WHAT THE EXERCISE ASKS: Please copy the data shown below, word for word.

INPUT DATA:
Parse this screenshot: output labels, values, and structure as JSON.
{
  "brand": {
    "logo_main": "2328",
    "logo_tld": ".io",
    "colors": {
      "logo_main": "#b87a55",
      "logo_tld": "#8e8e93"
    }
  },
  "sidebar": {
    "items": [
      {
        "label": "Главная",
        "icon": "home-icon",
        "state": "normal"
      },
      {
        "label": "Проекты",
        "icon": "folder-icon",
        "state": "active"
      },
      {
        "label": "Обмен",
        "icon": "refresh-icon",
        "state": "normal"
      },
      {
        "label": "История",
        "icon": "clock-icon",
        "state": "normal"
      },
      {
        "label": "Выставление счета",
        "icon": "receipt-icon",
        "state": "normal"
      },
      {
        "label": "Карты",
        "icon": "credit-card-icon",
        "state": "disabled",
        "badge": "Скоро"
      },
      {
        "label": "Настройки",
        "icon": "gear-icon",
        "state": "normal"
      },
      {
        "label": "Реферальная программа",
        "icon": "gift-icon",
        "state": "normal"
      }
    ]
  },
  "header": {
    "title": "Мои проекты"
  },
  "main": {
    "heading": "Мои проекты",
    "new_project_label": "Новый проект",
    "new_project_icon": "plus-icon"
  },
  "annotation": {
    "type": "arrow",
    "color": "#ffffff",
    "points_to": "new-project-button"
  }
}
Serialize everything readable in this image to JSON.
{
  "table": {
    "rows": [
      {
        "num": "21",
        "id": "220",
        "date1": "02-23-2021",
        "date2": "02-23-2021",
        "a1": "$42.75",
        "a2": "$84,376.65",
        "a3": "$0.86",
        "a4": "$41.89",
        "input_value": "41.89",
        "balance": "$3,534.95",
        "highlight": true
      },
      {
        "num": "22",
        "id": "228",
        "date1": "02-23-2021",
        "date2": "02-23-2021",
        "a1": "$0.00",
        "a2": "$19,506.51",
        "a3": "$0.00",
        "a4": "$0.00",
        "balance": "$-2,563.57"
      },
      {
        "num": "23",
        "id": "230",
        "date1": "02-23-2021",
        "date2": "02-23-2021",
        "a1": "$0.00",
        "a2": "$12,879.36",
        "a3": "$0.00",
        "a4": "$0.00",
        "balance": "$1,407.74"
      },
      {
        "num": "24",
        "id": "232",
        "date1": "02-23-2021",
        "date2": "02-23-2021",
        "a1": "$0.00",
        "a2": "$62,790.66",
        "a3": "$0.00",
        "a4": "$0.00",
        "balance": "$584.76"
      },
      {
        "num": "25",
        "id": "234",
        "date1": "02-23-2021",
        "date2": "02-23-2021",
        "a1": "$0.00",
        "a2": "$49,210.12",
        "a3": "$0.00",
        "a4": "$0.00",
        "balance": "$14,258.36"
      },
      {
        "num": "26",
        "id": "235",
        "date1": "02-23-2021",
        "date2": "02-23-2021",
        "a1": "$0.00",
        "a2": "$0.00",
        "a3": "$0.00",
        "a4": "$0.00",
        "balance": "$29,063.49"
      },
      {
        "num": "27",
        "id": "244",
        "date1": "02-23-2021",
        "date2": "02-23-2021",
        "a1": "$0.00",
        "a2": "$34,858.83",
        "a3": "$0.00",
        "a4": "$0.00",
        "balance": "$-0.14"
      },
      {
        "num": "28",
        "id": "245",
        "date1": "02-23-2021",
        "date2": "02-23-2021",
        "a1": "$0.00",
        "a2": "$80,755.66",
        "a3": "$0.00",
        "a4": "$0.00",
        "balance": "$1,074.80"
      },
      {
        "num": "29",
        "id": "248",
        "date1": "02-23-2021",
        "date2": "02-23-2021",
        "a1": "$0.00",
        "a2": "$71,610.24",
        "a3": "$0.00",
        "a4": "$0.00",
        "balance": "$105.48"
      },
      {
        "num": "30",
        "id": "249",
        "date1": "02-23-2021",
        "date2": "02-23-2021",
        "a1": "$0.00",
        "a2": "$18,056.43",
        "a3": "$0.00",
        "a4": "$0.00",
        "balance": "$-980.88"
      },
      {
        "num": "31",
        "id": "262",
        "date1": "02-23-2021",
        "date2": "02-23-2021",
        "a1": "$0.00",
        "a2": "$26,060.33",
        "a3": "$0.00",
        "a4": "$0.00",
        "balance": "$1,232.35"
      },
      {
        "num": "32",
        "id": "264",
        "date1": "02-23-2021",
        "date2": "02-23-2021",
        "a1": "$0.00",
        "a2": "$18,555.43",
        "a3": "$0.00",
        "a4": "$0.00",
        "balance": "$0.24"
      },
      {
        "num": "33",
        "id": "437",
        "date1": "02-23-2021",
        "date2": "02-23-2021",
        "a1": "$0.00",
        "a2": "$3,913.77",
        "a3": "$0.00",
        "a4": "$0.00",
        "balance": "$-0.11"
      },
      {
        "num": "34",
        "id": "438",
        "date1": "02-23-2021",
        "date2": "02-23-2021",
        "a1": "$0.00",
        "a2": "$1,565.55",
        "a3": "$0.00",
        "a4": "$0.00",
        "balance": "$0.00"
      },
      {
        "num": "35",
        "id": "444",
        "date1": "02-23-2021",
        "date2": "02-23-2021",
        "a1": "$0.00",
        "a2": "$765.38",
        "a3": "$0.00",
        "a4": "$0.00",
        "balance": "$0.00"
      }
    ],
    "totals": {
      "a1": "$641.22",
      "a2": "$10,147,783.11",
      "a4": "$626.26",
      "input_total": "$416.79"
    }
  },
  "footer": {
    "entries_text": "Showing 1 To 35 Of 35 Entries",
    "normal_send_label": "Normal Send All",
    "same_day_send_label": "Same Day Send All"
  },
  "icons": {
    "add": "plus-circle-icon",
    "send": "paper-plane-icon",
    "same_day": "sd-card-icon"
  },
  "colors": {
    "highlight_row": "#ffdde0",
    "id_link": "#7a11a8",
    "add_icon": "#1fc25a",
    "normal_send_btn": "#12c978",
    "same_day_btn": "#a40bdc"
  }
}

SOLUTION TO THE EXERCISE:
Parse this screenshot: output labels, values, and structure as JSON.
{
  "brand": {
    "logo_main": "2328",
    "logo_tld": ".io",
    "colors": {
      "logo_main": "#b87a55",
      "logo_tld": "#8e8e93"
    }
  },
  "sidebar": {
    "items": [
      {
        "label": "Главная",
        "icon": "home-icon",
        "state": "normal"
      },
      {
        "label": "Проекты",
        "icon": "folder-icon",
        "state": "active"
      },
      {
        "label": "Обмен",
        "icon": "refresh-icon",
        "state": "normal"
      },
      {
        "label": "История",
        "icon": "clock-icon",
        "state": "normal"
      },
      {
        "label": "Выставление счета",
        "icon": "receipt-icon",
        "state": "normal"
      },
      {
        "label": "Карты",
        "icon": "credit-card-icon",
        "state": "disabled",
        "badge": "Скоро"
      },
      {
        "label": "Настройки",
        "icon": "gear-icon",
        "state": "normal"
      },
      {
        "label": "Реферальная программа",
        "icon": "gift-icon",
        "state": "normal"
      }
    ]
  },
  "header": {
    "title": "Мои проекты"
  },
  "main": {
    "heading": "Мои проекты",
    "new_project_label": "Новый проект",
    "new_project_icon": "plus-icon"
  },
  "annotation": {
    "type": "arrow",
    "color": "#ffffff",
    "points_to": "new-project-button"
  }
}
Serialize everything readable in this image to JSON.
{
  "table": {
    "rows": [
      {
        "num": "21",
        "id": "220",
        "date1": "02-23-2021",
        "date2": "02-23-2021",
        "a1": "$42.75",
        "a2": "$84,376.65",
        "a3": "$0.86",
        "a4": "$41.89",
        "input_value": "41.89",
        "balance": "$3,534.95",
        "highlight": true
      },
      {
        "num": "22",
        "id": "228",
        "date1": "02-23-2021",
        "date2": "02-23-2021",
        "a1": "$0.00",
        "a2": "$19,506.51",
        "a3": "$0.00",
        "a4": "$0.00",
        "balance": "$-2,563.57"
      },
      {
        "num": "23",
        "id": "230",
        "date1": "02-23-2021",
        "date2": "02-23-2021",
        "a1": "$0.00",
        "a2": "$12,879.36",
        "a3": "$0.00",
        "a4": "$0.00",
        "balance": "$1,407.74"
      },
      {
        "num": "24",
        "id": "232",
        "date1": "02-23-2021",
        "date2": "02-23-2021",
        "a1": "$0.00",
        "a2": "$62,790.66",
        "a3": "$0.00",
        "a4": "$0.00",
        "balance": "$584.76"
      },
      {
        "num": "25",
        "id": "234",
        "date1": "02-23-2021",
        "date2": "02-23-2021",
        "a1": "$0.00",
        "a2": "$49,210.12",
        "a3": "$0.00",
        "a4": "$0.00",
        "balance": "$14,258.36"
      },
      {
        "num": "26",
        "id": "235",
        "date1": "02-23-2021",
        "date2": "02-23-2021",
        "a1": "$0.00",
        "a2": "$0.00",
        "a3": "$0.00",
        "a4": "$0.00",
        "balance": "$29,063.49"
      },
      {
        "num": "27",
        "id": "244",
        "date1": "02-23-2021",
        "date2": "02-23-2021",
        "a1": "$0.00",
        "a2": "$34,858.83",
        "a3": "$0.00",
        "a4": "$0.00",
        "balance": "$-0.14"
      },
      {
        "num": "28",
        "id": "245",
        "date1": "02-23-2021",
        "date2": "02-23-2021",
        "a1": "$0.00",
        "a2": "$80,755.66",
        "a3": "$0.00",
        "a4": "$0.00",
        "balance": "$1,074.80"
      },
      {
        "num": "29",
        "id": "248",
        "date1": "02-23-2021",
        "date2": "02-23-2021",
        "a1": "$0.00",
        "a2": "$71,610.24",
        "a3": "$0.00",
        "a4": "$0.00",
        "balance": "$105.48"
      },
      {
        "num": "30",
        "id": "249",
        "date1": "02-23-2021",
        "date2": "02-23-2021",
        "a1": "$0.00",
        "a2": "$18,056.43",
        "a3": "$0.00",
        "a4": "$0.00",
        "balance": "$-980.88"
      },
      {
        "num": "31",
        "id": "262",
        "date1": "02-23-2021",
        "date2": "02-23-2021",
        "a1": "$0.00",
        "a2": "$26,060.33",
        "a3": "$0.00",
        "a4": "$0.00",
        "balance": "$1,232.35"
      },
      {
        "num": "32",
        "id": "264",
        "date1": "02-23-2021",
        "date2": "02-23-2021",
        "a1": "$0.00",
        "a2": "$18,555.43",
        "a3": "$0.00",
        "a4": "$0.00",
        "balance": "$0.24"
      },
      {
        "num": "33",
        "id": "437",
        "date1": "02-23-2021",
        "date2": "02-23-2021",
        "a1": "$0.00",
        "a2": "$3,913.77",
        "a3": "$0.00",
        "a4": "$0.00",
        "balance": "$-0.11"
      },
      {
        "num": "34",
        "id": "438",
        "date1": "02-23-2021",
        "date2": "02-23-2021",
        "a1": "$0.00",
        "a2": "$1,565.55",
        "a3": "$0.00",
        "a4": "$0.00",
        "balance": "$0.00"
      },
      {
        "num": "35",
        "id": "444",
        "date1": "02-23-2021",
        "date2": "02-23-2021",
        "a1": "$0.00",
        "a2": "$765.38",
        "a3": "$0.00",
        "a4": "$0.00",
        "balance": "$0.00"
      }
    ],
    "totals": {
      "a1": "$641.22",
      "a2": "$10,147,783.11",
      "a4": "$626.26",
      "input_total": "$416.79"
    }
  },
  "footer": {
    "entries_text": "Showing 1 To 35 Of 35 Entries",
    "normal_send_label": "Normal Send All",
    "same_day_send_label": "Same Day Send All"
  },
  "icons": {
    "add": "plus-circle-icon",
    "send": "paper-plane-icon",
    "same_day": "sd-card-icon"
  },
  "colors": {
    "highlight_row": "#ffdde0",
    "id_link": "#7a11a8",
    "add_icon": "#1fc25a",
    "normal_send_btn": "#12c978",
    "same_day_btn": "#a40bdc"
  }
}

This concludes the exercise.